▸ **Your assignment**: Search the records for lines that contain the word "Nachrichten". Copy them all.

▸ **Data entries**:
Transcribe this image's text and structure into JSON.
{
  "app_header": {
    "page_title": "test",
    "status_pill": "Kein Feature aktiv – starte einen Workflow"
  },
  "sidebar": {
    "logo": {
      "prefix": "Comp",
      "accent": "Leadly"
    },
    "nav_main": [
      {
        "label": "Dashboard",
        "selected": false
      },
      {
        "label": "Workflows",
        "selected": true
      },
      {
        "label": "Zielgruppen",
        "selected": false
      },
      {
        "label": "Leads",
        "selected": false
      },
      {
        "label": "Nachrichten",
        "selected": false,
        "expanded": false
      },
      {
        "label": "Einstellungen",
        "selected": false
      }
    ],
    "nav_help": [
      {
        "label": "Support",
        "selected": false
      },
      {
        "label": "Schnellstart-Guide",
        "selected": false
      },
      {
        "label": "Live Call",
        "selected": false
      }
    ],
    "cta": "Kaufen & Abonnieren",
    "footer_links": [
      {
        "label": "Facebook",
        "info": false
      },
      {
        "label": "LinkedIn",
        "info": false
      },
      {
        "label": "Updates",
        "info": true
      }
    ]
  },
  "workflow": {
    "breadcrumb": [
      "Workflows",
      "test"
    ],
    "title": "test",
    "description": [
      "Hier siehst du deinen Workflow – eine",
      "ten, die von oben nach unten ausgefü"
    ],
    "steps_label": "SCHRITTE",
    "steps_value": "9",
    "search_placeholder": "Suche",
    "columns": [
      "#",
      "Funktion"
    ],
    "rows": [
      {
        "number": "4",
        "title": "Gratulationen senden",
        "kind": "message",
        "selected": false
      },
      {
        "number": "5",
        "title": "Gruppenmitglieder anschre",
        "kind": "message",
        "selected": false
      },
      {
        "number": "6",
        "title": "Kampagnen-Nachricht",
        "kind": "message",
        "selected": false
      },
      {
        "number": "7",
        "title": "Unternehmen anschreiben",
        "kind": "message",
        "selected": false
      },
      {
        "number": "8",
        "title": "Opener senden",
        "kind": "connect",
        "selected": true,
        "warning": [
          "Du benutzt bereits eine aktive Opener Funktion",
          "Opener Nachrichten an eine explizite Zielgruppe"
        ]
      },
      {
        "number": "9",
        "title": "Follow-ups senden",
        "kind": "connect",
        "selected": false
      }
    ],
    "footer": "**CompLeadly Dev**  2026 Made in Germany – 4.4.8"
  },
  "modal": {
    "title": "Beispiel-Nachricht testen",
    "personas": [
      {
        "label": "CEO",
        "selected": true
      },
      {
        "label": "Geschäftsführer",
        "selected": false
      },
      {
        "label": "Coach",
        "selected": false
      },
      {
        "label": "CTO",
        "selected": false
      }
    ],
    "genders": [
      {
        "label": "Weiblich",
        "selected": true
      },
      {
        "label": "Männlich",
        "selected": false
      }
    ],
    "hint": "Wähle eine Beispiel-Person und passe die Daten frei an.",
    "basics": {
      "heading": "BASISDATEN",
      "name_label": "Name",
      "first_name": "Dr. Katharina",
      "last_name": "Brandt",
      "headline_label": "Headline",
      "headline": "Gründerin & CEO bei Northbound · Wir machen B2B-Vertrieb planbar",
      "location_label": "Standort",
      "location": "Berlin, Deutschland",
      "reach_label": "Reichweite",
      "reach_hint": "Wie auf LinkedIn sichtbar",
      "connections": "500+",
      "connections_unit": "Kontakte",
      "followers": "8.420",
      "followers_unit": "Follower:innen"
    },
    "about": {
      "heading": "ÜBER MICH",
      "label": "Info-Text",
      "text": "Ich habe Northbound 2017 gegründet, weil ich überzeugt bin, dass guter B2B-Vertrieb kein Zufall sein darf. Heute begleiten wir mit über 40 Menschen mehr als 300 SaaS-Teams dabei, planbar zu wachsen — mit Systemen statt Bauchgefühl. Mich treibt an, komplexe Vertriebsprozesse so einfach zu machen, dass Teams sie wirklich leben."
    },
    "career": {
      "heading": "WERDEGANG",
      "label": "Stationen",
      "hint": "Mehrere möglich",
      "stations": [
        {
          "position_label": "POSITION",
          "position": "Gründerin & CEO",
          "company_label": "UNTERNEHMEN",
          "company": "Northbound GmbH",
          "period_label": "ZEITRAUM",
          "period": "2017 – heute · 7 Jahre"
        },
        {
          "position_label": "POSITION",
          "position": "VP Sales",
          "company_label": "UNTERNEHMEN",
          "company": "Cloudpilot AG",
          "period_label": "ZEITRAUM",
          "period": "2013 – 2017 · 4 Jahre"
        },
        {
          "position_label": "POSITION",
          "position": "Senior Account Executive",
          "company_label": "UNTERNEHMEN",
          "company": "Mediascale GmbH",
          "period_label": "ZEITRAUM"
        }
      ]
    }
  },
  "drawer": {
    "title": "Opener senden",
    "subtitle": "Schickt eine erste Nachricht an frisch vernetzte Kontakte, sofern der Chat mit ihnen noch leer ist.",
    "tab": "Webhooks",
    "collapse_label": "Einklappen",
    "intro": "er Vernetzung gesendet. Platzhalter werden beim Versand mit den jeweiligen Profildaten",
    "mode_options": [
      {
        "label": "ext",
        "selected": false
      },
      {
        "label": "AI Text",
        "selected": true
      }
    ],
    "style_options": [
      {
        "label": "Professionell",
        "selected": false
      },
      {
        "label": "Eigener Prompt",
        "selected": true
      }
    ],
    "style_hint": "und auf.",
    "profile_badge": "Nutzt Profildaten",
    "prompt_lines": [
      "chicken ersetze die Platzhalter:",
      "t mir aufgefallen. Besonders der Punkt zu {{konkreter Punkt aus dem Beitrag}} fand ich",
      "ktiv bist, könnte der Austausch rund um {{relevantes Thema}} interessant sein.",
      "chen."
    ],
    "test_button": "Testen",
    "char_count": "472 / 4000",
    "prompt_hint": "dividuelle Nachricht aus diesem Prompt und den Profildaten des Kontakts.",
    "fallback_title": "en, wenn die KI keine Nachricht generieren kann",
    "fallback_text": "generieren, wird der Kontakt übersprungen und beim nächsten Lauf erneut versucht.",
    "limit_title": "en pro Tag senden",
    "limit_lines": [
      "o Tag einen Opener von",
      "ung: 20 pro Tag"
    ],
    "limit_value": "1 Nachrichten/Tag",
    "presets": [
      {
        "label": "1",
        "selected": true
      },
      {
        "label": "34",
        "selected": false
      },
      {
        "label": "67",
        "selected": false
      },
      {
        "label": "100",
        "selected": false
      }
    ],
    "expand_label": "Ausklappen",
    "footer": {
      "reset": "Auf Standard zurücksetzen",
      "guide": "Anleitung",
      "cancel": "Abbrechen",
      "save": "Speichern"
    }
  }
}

▸ **Answer**:
        "label": "Nachrichten",
          "Opener Nachrichten an eine explizite Zielgruppe"
    "limit_value": "1 Nachrichten/Tag",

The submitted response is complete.